That is how “we go high”. We give our youth a voice in which they know that they can make their communities better. We spark their imagination to create wonderful things. We give them the opportunity to be examples and create selfless things because at the end all they want is for everyone to feel the same childlike joy they feel in their hearts by going high.

By Mauryn Perkins, Site Manager at San Lucas

Mauryn Perkins has been with the B-SAFE program in Chelsea for eight summers. During the school year she is a 7th grade Spanish teacher at a charter school in Malden. She loves teaching children and loves all things Disney. In her spare time, you will find her organizing and planning her family adventures, especially to Disney Parks.

 YLC youth from st. Luke's at the urban development media lab at MIT. 

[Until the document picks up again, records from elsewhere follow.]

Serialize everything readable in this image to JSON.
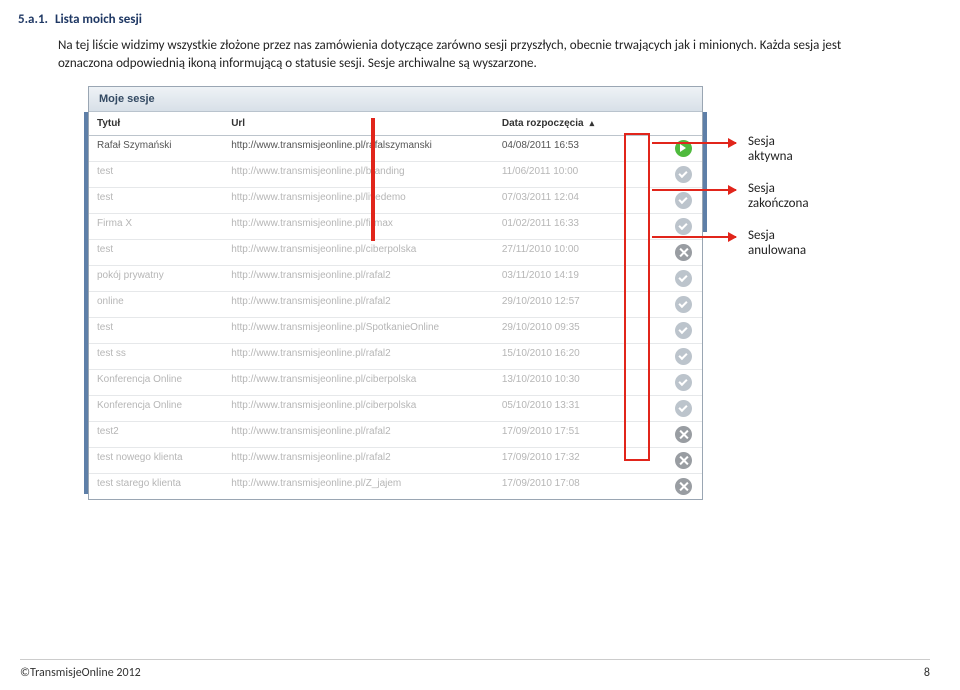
{
  "section": {
    "num": "5.a.1.",
    "title": "Lista moich sesji"
  },
  "body": "Na tej liście widzimy wszystkie złożone przez nas zamówienia dotyczące zarówno sesji przyszłych, obecnie trwających jak i minionych. Każda sesja jest oznaczona odpowiednią ikoną informującą o statusie sesji. Sesje archiwalne są wyszarzone.",
  "app": {
    "header": "Moje sesje",
    "cols": {
      "title": "Tytuł",
      "url": "Url",
      "date": "Data rozpoczęcia"
    },
    "rows": [
      {
        "title": "Rafał Szymański",
        "url": "http://www.transmisjeonline.pl/rafalszymanski",
        "date": "04/08/2011 16:53",
        "status": "active",
        "archived": false
      },
      {
        "title": "test",
        "url": "http://www.transmisjeonline.pl/branding",
        "date": "11/06/2011 10:00",
        "status": "done",
        "archived": true
      },
      {
        "title": "test",
        "url": "http://www.transmisjeonline.pl/livedemo",
        "date": "07/03/2011 12:04",
        "status": "done",
        "archived": true
      },
      {
        "title": "Firma X",
        "url": "http://www.transmisjeonline.pl/firmax",
        "date": "01/02/2011 16:33",
        "status": "done",
        "archived": true
      },
      {
        "title": "test",
        "url": "http://www.transmisjeonline.pl/ciberpolska",
        "date": "27/11/2010 10:00",
        "status": "cancel",
        "archived": true
      },
      {
        "title": "pokój prywatny",
        "url": "http://www.transmisjeonline.pl/rafal2",
        "date": "03/11/2010 14:19",
        "status": "done",
        "archived": true
      },
      {
        "title": "online",
        "url": "http://www.transmisjeonline.pl/rafal2",
        "date": "29/10/2010 12:57",
        "status": "done",
        "archived": true
      },
      {
        "title": "test",
        "url": "http://www.transmisjeonline.pl/SpotkanieOnline",
        "date": "29/10/2010 09:35",
        "status": "done",
        "archived": true
      },
      {
        "title": "test ss",
        "url": "http://www.transmisjeonline.pl/rafal2",
        "date": "15/10/2010 16:20",
        "status": "done",
        "archived": true
      },
      {
        "title": "Konferencja Online",
        "url": "http://www.transmisjeonline.pl/ciberpolska",
        "date": "13/10/2010 10:30",
        "status": "done",
        "archived": true
      },
      {
        "title": "Konferencja Online",
        "url": "http://www.transmisjeonline.pl/ciberpolska",
        "date": "05/10/2010 13:31",
        "status": "done",
        "archived": true
      },
      {
        "title": "test2",
        "url": "http://www.transmisjeonline.pl/rafal2",
        "date": "17/09/2010 17:51",
        "status": "cancel",
        "archived": true
      },
      {
        "title": "test nowego klienta",
        "url": "http://www.transmisjeonline.pl/rafal2",
        "date": "17/09/2010 17:32",
        "status": "cancel",
        "archived": true
      },
      {
        "title": "test starego klienta",
        "url": "http://www.transmisjeonline.pl/Z_jajem",
        "date": "17/09/2010 17:08",
        "status": "cancel",
        "archived": true
      }
    ]
  },
  "annotations": {
    "active": "Sesja aktywna",
    "done": "Sesja zakończona",
    "cancel": "Sesja anulowana"
  },
  "footer": {
    "left": "©TransmisjeOnline 2012",
    "right": "8"
  }
}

YLC youth from st. Luke's at the urban development media lab at MIT. 

 Dragons present their development proposal to the City Manager of a Chelsea.

Dragons present their development proposal to the City Manager of a Chelsea.